### ABOUT THIS EXERCISE
Please report every line from the material that contains the word "camera".

(DATA PROVIDED Opens)

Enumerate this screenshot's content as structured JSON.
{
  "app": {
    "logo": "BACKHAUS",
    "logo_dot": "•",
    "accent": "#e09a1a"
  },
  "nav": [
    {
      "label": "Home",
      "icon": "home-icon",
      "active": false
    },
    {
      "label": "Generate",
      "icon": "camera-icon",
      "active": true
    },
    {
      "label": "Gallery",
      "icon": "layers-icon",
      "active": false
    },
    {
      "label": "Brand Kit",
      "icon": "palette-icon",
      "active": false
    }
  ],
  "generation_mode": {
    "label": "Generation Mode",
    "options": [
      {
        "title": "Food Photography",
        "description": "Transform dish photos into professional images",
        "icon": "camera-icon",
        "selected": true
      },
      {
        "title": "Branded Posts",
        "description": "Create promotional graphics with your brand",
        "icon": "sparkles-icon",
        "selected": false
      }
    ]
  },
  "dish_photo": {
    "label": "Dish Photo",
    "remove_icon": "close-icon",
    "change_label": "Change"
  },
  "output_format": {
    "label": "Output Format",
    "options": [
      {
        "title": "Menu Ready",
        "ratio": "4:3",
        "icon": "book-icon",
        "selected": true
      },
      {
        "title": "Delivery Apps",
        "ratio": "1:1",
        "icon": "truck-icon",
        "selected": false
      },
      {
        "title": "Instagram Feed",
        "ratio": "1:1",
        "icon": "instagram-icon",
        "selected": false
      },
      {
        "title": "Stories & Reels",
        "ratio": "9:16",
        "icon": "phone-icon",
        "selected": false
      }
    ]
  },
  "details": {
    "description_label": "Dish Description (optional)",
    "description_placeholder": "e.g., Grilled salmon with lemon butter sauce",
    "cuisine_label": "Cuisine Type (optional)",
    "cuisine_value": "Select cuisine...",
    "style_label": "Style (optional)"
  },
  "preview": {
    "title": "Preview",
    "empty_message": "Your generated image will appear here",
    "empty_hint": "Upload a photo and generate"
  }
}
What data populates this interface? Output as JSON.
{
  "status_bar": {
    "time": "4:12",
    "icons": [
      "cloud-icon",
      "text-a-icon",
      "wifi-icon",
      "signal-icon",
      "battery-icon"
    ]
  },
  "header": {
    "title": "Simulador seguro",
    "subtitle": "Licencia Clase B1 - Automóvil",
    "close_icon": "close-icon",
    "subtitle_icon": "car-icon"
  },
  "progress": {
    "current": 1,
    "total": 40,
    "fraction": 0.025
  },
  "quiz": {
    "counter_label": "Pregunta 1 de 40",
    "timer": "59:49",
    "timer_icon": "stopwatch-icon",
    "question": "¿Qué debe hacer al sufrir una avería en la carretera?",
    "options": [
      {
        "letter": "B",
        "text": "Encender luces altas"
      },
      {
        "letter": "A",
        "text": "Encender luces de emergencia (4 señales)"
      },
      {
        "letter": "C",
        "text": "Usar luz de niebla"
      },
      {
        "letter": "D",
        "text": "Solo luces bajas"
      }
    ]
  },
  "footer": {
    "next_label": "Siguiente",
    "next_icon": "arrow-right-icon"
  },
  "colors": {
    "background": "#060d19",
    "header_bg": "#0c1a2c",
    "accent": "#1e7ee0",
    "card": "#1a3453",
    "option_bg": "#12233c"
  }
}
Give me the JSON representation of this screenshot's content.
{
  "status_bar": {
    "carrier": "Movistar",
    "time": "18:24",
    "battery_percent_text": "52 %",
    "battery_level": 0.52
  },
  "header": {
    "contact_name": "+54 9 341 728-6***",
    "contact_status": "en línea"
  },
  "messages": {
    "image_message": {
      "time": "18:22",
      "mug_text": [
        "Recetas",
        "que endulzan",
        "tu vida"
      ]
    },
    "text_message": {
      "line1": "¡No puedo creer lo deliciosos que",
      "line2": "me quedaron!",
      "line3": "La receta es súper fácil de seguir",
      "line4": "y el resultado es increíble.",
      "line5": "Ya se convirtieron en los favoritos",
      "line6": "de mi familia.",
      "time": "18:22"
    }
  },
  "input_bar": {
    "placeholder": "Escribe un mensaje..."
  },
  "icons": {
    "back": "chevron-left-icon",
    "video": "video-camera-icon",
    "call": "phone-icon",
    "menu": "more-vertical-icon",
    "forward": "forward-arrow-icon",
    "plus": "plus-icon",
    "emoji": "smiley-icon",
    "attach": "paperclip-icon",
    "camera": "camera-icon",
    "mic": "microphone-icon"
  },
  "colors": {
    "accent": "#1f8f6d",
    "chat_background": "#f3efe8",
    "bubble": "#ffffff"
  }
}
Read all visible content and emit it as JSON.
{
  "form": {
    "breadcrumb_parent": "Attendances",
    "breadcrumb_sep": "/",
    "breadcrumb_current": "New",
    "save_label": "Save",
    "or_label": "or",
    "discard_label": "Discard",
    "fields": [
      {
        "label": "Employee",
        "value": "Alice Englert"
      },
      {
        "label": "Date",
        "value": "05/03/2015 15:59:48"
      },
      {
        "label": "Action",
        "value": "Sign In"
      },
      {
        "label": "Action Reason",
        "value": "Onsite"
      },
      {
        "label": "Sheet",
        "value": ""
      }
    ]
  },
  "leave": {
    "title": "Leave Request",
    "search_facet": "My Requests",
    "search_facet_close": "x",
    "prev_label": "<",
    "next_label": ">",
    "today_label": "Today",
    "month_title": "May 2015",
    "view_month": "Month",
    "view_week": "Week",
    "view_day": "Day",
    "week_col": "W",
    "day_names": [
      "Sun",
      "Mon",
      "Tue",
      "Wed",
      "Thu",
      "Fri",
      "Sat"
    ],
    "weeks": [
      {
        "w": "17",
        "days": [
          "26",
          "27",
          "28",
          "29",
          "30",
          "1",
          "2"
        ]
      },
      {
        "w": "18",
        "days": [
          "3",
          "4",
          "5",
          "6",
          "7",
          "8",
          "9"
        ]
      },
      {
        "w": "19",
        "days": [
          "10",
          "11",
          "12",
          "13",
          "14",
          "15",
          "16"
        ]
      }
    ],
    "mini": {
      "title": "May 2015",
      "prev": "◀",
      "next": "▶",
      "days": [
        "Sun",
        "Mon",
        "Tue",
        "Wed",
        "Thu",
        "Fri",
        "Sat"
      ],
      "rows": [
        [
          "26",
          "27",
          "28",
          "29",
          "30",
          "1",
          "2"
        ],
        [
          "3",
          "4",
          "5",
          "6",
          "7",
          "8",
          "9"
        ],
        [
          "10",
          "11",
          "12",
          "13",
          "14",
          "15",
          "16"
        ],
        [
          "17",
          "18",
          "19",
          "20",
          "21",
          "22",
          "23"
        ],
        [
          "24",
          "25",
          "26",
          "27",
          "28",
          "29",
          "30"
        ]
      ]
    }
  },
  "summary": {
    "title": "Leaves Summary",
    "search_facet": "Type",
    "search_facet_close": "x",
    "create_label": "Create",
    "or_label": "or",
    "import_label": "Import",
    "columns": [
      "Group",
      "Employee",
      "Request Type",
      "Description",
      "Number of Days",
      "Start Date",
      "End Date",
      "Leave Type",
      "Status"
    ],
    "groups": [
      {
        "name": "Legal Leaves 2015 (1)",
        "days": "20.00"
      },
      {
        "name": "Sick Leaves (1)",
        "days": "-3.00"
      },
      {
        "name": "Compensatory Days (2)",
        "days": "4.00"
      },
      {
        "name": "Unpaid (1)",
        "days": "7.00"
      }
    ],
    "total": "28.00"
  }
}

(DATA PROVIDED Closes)

### RESPONSE FOR THIS EXERCISE
      "icon": "camera-icon",
        "icon": "camera-icon",
    "video": "video-camera-icon",
    "camera": "camera-icon",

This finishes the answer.